Logic gates/NAND

From Wikiversity
Jump to navigation Jump to search
An IC chip containing NAND gates.

NAND Gate = "NOT"-"AND" ~ Therefore this indicates that the result of the inputs placed through the gate will go through the AND operation and the NOT operation. The correct order of processing is:
Step 1. Put the inputs through the AND operation.
Step 2. From the results of the first step - invert (using the NOT operation).
Step 3. Take the result from Step 2 as the output.

The NAND gate and the NOR gate can be said to be universal gates since combinations of them can be used to accomplish any of the basic operations and can thus produce an inverter, an OR gate or an AND gate. The non-inverting gates do not have this versatility since they can't produce an invert.

Rules of a NAND gate[edit | edit source]

The output is high when either of inputs A or B is high, or if neither is high. In other words, it is normally high, going low only if both A and B are high. The rules of the gate are represented in the truth table below:

A NAND gate with 2 inputs
Input A Input B Output X
0 0 1
0 1 1
1 0 1
1 1 0

Circuit Symbol[edit | edit source]

The NAND gate is represented within a circuit diagram using the following circuit symbol:

The NAND gate circuit symbol

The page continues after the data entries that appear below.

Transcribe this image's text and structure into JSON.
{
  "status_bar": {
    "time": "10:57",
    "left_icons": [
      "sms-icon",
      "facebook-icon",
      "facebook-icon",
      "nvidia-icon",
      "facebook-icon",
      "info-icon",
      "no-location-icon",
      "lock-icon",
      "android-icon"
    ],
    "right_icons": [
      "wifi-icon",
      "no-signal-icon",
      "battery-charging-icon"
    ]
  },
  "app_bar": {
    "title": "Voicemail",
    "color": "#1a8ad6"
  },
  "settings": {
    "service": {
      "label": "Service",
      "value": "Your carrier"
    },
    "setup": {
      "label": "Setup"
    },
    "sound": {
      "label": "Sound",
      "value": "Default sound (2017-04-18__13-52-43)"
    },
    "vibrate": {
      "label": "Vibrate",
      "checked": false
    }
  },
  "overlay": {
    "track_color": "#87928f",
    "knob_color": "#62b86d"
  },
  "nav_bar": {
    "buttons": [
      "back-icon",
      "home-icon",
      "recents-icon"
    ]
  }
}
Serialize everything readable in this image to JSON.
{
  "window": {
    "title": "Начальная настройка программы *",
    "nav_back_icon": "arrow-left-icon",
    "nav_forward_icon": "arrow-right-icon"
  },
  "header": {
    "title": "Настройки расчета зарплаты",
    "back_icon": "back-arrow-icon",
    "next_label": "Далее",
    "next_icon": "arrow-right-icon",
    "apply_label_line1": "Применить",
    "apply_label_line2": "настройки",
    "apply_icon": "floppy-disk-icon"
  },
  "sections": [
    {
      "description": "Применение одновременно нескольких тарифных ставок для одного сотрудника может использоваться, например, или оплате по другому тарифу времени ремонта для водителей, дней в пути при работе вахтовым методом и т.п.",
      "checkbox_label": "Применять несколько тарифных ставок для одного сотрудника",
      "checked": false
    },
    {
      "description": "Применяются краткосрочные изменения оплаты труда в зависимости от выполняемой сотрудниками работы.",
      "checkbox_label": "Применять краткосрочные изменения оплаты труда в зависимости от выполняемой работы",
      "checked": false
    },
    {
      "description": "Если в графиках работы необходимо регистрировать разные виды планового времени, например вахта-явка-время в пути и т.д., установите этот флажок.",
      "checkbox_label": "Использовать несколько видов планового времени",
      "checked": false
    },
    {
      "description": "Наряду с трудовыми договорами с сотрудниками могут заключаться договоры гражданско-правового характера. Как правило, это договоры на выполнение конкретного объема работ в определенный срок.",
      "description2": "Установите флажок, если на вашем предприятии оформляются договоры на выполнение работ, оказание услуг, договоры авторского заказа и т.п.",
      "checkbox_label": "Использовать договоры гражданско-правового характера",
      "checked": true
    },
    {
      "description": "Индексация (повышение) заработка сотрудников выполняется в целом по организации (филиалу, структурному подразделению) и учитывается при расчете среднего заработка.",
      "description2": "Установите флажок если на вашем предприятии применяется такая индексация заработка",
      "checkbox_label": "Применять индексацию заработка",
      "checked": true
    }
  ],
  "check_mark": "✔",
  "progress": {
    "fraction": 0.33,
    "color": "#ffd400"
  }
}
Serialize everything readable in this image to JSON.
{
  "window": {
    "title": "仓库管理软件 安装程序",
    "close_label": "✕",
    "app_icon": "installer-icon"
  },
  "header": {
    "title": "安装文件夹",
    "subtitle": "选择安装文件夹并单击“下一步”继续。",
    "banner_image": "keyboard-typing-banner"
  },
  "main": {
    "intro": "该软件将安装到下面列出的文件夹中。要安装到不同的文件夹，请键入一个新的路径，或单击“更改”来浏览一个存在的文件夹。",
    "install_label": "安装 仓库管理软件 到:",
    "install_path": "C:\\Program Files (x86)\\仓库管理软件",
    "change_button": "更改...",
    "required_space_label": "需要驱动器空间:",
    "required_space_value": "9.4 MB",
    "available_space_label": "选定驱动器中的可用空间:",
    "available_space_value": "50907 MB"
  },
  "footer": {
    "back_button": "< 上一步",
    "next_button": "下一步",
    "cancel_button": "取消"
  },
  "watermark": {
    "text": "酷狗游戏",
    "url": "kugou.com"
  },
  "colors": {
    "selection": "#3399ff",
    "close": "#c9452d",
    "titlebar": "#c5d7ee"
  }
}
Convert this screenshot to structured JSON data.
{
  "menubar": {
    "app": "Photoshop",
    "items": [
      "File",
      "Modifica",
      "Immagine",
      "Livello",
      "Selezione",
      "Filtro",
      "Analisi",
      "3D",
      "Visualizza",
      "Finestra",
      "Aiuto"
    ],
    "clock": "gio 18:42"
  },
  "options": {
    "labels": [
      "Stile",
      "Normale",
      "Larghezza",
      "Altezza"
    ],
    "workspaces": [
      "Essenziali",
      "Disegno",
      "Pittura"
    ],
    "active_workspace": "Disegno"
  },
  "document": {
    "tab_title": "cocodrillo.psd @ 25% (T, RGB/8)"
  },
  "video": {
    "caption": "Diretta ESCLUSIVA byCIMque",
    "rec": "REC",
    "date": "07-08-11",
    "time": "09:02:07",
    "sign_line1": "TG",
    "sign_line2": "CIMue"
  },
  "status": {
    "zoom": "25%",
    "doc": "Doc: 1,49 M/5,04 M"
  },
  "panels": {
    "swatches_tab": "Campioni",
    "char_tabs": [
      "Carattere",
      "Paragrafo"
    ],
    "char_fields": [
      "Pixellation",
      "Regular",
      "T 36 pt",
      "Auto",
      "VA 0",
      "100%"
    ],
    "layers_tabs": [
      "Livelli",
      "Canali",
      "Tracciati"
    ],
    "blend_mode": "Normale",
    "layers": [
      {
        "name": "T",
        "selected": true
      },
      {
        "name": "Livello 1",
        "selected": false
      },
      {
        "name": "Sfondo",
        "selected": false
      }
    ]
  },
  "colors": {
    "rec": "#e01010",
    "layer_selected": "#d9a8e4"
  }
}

In the example to the left we can see that A & B are the inputs and the output is the result of A & B processed through the "AND" operation and then the value is inverted. This is represented using a method of notation called "DeMorgans Logic Notation".

Physical Representation[edit | edit source]

NAND Gates are mass produced in the form of an IC Chip. A fourteen pin IC chip for the NAND operation normally contains four individual NAND gates.

General layout of NAND gates on within an IC chip

External References[edit | edit source]

This online text [1] has a great deal of further information about circuit analysis, design and Boolean Algebra.